Hi Andy, I’am writing my personal statement for graduate program. I have 1-year working experience which is not particularly relevant to the academic program. But there are still some things illustrated my capacity and why I chose the program. Should I take this working experience in my PS?
Thank you for this question. There are two things I want to emphasize in response! 🙂
Write strategically, not exhaustively
Weigh this experience against other experiences you are including in the document.
I would say that the purpose of including any of it at all is to illustrate your motivation and capacity for the program.
Therefore you don’t need to try to cover everything you’ve done exhaustively in your statement. In fact, it’s better if you’re selective. But why?
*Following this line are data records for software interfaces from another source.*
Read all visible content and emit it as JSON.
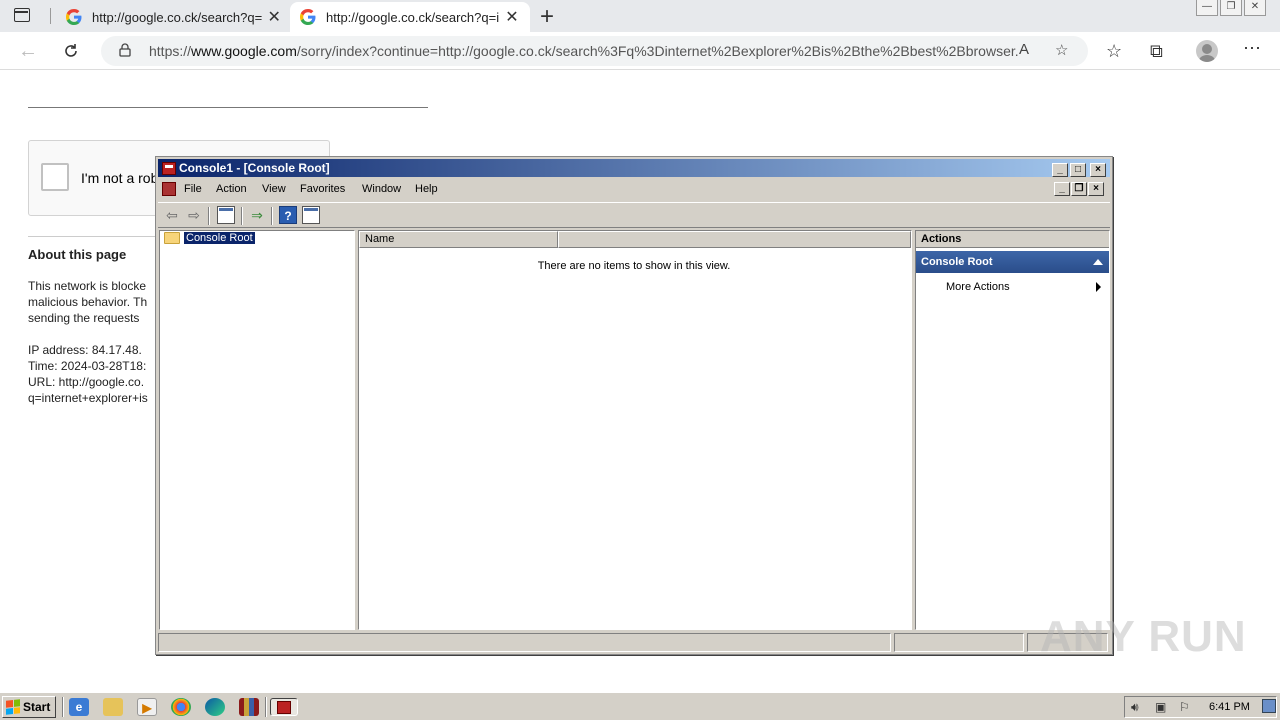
{
  "browser": {
    "tabs": [
      {
        "title": "http://google.co.ck/search?q=i",
        "close": "✕"
      },
      {
        "title": "http://google.co.ck/search?q=i",
        "close": "✕"
      }
    ],
    "new_tab": "+",
    "url_prefix": "https://",
    "url_host": "www.google.com",
    "url_rest": "/sorry/index?continue=http://google.co.ck/search%3Fq%3Dinternet%2Bexplorer%2Bis%2Bthe%2Bbest%2Bbrowser...",
    "window_buttons": [
      "—",
      "❐",
      "✕"
    ]
  },
  "page": {
    "captcha_label": "I'm not a robot",
    "about_heading": "About this page",
    "paragraph_lines": [
      "This network is blocke",
      "malicious behavior. Th",
      "sending the requests"
    ],
    "info_lines": [
      "IP address: 84.17.48.",
      "Time: 2024-03-28T18:",
      "URL: http://google.co.",
      "q=internet+explorer+is"
    ]
  },
  "mmc": {
    "title": "Console1 - [Console Root]",
    "menu": [
      "File",
      "Action",
      "View",
      "Favorites",
      "Window",
      "Help"
    ],
    "tree_root": "Console Root",
    "column_name": "Name",
    "empty_message": "There are no items to show in this view.",
    "actions_header": "Actions",
    "actions_section": "Console Root",
    "actions_item": "More Actions"
  },
  "watermark": "ANY RUN",
  "taskbar": {
    "start_label": "Start",
    "clock": "6:41 PM"
  },
  "colors": {
    "titlebar_start": "#0a246a",
    "titlebar_end": "#a6caf0",
    "actions_section": "#2a4d8a"
  }
}
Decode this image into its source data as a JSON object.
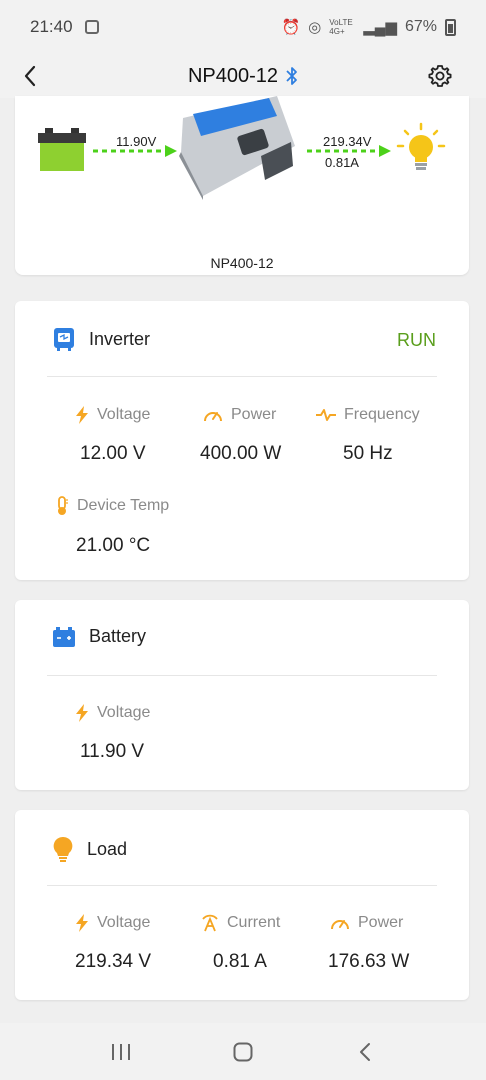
{
  "status_bar": {
    "time": "21:40",
    "battery_percent": "67%",
    "network": "VoLTE 4G+"
  },
  "header": {
    "title": "NP400-12",
    "bluetooth_icon": "bluetooth-icon"
  },
  "diagram": {
    "input_voltage": "11.90V",
    "output_voltage": "219.34V",
    "output_current": "0.81A",
    "device_name": "NP400-12"
  },
  "inverter": {
    "title": "Inverter",
    "status": "RUN",
    "status_color": "#5a9e1c",
    "metrics": [
      {
        "label": "Voltage",
        "value": "12.00 V",
        "icon": "bolt-icon"
      },
      {
        "label": "Power",
        "value": "400.00 W",
        "icon": "gauge-icon"
      },
      {
        "label": "Frequency",
        "value": "50 Hz",
        "icon": "pulse-icon"
      },
      {
        "label": "Device Temp",
        "value": "21.00 °C",
        "icon": "thermometer-icon"
      }
    ]
  },
  "battery": {
    "title": "Battery",
    "metrics": [
      {
        "label": "Voltage",
        "value": "11.90 V",
        "icon": "bolt-icon"
      }
    ]
  },
  "load": {
    "title": "Load",
    "metrics": [
      {
        "label": "Voltage",
        "value": "219.34 V",
        "icon": "bolt-icon"
      },
      {
        "label": "Current",
        "value": "0.81 A",
        "icon": "current-icon"
      },
      {
        "label": "Power",
        "value": "176.63 W",
        "icon": "gauge-icon"
      }
    ]
  },
  "colors": {
    "accent_orange": "#f5a623",
    "accent_blue": "#2f7fe0",
    "flow_green": "#4cd11a"
  }
}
The statement is a piece of persuasive writing. I’ve unpacked what that means in another Q&A response here. The point is: Everything you include in your statement should be there because it substantiates either a valuable skill or an aspect to your motivation for the program. Thus, it helps build your case for admission.
Therefore if this experience does indeed substantiate an important point that none of your other experience could, that’s fantastic – it may well qualify for inclusion. But my advice is: Know exactly what that is. Often I see candidates including experiences in there statements in a sort of ‘throw it at the wall and see what sticks’ way. It’s as if they’re answering one of those exam questions where a recommended strategy is to write down as much information as you can think of as quickly as possible in order to get the points. This doesn’t work like that. I want to add: I’m not suggesting you think it does work like that – I just want to make the wider point 🙂
Write with purpose; be strategic in the material you choose to share – it should all substantiate your case for admission and introduce you as an individual.
Otherwise, it doesn’t qualify for inclusion!
Narrative flow is what gives your document a smooth reading experience. The material should be arranged in a sequence that reflects the argument you want to make. It can be elegant!
So—very similarly—remember you don’t need to cram every experience into your statement.
If, however, you know there is a good reason to include it—and you feel this is a valid strategic reason given the question and the other material you’re including—then the experience has a place in your statement.
(It can always go in your resume!)